Oil contamination causes fur clumping which leads to a loss of insulation and predisposes sea otters to hypothermia from the cold ocean water. (Protocols for the care of oil-affected marine mammals, 2004)

Current Recommendations

An updated protocol for the care of oil-affected sea otters is currently in development. In the meantime, the current recommendations for washing oil-affected sea otters are as follows:

  • Wash sea otters that have significant oiling (detectable by smell or test kit) and/or that show loss of waterproofing in any area larger than a lemon. Sea otters should be medically stable and at an initial core body temperature of at least 99 F (a higher temperature is better).
  • Induction with 0.22 mg/kg fentanyl and 0.07 mg/kg midazolam, maintenance on 1% isoflourane. Reverse in about 2 hours with 0.66 mg/kg naltrexone. Room temp 60–70 F. Warm IV fluids may help during recovery.
  • The choice of soap and method of working it in will depend on the type and character of the oil, location of oiling, and other variables, but for general purposes 2–3 liters of 4% Dawn in 85 F water works well.
  • If it is tar or very thick oil on the sea otter, a cup of olive or canola oil should be massaged into the affected fur for 10–15 minutes to soften it.
  • Plan on spending 1 ½ to 2 hours on the washing procedure.
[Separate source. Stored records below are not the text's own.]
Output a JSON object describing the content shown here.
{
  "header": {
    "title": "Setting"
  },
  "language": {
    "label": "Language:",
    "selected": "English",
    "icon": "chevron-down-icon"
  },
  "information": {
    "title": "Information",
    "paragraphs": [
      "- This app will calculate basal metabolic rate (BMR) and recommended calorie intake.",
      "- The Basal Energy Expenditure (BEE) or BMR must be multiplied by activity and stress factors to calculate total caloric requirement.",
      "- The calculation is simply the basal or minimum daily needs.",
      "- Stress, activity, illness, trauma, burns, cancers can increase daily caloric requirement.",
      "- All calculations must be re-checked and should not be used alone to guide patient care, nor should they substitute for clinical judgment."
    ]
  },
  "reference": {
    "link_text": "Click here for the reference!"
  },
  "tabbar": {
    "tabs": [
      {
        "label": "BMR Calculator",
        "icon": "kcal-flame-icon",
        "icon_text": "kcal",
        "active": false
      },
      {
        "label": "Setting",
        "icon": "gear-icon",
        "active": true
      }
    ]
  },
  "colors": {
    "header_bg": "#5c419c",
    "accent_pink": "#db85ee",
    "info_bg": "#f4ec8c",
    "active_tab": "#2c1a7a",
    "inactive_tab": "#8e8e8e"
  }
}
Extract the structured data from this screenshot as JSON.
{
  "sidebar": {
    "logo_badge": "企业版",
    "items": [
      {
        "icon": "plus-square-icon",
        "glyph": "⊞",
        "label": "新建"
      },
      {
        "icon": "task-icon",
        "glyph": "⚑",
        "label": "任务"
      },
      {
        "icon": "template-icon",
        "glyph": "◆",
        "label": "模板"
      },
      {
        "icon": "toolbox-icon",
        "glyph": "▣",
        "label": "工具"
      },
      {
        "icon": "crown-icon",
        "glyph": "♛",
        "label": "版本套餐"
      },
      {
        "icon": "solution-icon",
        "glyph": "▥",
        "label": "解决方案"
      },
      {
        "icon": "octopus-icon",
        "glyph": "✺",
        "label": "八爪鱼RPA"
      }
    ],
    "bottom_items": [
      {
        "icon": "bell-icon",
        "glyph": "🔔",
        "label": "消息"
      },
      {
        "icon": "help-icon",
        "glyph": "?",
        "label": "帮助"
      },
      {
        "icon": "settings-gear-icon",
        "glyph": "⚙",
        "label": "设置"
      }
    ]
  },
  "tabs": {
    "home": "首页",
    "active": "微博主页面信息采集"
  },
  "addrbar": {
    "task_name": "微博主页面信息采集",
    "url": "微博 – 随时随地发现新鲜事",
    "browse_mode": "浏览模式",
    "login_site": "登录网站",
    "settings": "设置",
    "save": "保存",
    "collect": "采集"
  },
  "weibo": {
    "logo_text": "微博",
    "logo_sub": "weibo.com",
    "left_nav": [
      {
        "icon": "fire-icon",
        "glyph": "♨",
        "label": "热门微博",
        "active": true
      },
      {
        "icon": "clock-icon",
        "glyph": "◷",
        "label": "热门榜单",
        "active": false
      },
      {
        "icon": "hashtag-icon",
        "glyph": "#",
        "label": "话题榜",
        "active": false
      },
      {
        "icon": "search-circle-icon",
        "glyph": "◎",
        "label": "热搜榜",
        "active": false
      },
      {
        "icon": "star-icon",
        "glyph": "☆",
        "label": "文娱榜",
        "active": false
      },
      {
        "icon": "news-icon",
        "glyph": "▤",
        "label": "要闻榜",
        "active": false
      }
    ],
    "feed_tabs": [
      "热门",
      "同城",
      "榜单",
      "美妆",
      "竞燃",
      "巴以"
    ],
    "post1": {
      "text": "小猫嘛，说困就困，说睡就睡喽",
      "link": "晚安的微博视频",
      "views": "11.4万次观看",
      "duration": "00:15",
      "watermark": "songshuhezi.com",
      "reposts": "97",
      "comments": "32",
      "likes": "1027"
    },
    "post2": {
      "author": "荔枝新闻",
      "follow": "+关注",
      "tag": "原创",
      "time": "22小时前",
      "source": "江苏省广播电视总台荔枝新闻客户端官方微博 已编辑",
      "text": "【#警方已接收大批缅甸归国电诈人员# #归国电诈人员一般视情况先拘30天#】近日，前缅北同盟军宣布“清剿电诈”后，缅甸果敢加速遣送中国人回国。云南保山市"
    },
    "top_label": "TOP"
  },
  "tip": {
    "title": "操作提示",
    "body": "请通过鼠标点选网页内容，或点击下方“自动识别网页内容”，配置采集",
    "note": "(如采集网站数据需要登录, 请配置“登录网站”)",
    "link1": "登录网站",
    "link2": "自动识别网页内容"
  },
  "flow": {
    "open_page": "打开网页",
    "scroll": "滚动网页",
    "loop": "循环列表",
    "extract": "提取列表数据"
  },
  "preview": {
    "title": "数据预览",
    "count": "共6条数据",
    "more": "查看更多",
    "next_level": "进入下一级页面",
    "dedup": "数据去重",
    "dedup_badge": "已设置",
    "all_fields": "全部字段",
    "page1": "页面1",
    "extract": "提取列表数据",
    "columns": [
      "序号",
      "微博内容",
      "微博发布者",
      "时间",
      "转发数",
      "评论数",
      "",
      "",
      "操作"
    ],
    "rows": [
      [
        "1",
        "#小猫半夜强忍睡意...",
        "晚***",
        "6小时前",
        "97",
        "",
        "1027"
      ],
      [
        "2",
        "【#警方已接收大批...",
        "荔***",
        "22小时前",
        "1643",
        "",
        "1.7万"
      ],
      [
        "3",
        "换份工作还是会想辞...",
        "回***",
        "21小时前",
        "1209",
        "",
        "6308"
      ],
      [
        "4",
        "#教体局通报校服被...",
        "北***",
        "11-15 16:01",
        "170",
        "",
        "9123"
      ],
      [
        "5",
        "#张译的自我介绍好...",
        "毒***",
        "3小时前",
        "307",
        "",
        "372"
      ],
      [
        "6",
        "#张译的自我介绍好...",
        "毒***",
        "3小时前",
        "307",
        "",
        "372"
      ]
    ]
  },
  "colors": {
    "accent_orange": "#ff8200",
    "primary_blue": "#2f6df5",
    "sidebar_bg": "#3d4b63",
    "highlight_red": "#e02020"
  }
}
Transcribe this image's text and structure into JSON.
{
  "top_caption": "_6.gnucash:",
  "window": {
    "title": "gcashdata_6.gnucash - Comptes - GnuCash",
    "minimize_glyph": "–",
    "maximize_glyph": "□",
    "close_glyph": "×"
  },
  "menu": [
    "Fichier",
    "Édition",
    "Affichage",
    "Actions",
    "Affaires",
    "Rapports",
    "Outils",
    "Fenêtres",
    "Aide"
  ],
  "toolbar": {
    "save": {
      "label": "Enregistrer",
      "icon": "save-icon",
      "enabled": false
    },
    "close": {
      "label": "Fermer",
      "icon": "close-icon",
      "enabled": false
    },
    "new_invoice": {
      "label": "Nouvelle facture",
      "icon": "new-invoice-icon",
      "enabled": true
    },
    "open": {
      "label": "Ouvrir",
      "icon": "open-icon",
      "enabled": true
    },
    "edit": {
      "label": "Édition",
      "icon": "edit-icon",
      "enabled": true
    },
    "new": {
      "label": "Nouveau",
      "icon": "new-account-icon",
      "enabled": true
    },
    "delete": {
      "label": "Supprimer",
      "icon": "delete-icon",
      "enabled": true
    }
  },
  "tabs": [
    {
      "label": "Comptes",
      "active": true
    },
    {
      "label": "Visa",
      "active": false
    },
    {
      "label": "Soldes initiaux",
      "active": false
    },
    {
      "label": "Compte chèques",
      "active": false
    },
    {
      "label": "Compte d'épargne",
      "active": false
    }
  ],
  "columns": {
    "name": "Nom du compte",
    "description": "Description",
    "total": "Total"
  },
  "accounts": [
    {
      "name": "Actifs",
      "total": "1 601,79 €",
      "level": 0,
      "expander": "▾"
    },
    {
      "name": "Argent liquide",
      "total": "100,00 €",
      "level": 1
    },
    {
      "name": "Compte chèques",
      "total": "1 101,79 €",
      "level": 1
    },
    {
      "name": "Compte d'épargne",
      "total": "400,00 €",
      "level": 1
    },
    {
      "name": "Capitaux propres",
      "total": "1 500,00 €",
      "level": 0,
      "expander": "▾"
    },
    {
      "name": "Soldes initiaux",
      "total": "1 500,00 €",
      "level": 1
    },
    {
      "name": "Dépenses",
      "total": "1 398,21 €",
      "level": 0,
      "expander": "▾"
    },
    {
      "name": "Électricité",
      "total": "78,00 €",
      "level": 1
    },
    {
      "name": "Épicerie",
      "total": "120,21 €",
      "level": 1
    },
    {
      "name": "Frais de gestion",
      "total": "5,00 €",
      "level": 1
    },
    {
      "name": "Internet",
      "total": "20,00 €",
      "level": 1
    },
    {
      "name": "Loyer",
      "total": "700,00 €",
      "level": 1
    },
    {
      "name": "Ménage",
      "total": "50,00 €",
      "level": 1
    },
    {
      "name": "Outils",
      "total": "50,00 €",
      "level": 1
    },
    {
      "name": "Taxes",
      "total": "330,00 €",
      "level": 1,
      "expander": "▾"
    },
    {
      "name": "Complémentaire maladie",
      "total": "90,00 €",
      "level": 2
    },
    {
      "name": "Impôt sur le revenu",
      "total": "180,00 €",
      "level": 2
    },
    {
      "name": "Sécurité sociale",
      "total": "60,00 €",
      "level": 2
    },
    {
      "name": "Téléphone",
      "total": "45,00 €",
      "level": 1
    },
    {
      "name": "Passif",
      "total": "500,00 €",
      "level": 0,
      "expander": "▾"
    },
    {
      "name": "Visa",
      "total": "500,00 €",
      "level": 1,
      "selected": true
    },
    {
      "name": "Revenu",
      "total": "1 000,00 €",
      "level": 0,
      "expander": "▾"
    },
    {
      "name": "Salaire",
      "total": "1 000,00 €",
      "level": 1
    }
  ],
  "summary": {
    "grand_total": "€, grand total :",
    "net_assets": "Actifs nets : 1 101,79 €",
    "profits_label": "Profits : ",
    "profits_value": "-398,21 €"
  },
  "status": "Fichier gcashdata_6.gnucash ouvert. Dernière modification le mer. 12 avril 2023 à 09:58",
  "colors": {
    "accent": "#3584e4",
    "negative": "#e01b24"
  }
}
Core body temperature can be allowed to drop to the low end of normal range, about 95 F, but you must be prepared to warm them up by increasing rinse temperature to 95 F. It appears that rinsing temps may be raised to 100 F if necessary.
  • In general, rinse time should be about double wash time and be very complete (40–60 minutes).
  • Wash and rinse sea otter with soft water (4 grains of hardness) at 90–95 F, and release into soft water for 24–48 hours. This makes a HUGE difference and may even allow for a reduced rinsing time.
  • Air dry sea otter with warm (not hot) high volume blow dryers for 5–8 minutes after toweling.
  • Reverse and recover sea otter indoors under observation for at least an hour.
  • Track core temperature before, during, and after washing. Watch out for initial hyperthermia, then serious hypothermia. The core temperature should recover to near normal within a few hours after washing. If it drops precipitously during the next 24 hours, you are in trouble. During the days after washing, core temperature may “overshoot” due to increased metabolic rate. SQ temperature (via PIT tags) more accurately reflects when coat recovery has occurred.
  • IR thermography, SQ temperature, and observation of behaviors are all useful, but the former two are less time consuming and perhaps more precise. The sum of the three criteria defines recovery.
  • Provide the sea otter with a relatively warm haul out area if at all possible.
  • Optimize conditions that encourage grooming behavior that allows hair shafts to interlock and form plates that hold air. Natural oils may be much less important than previously thought.
  • Swimming in softened fresh water for 24–48 hours makes sea otters more comfortable. Warmer water may help with sea otters that are more compromised and promote swimming, grooming, eating, and less frantic behaviors, as well as reduce the time until coat recovery and temperature stability by about 50% (maybe more) and head off medical problems.
  • Temporary mild corneal opacity may occur in sea otters with physical or chemical damage to cornea
  • Get them to eat. Feed small calorie-dense meals frequently. Watch for melena as gastric ulceration common.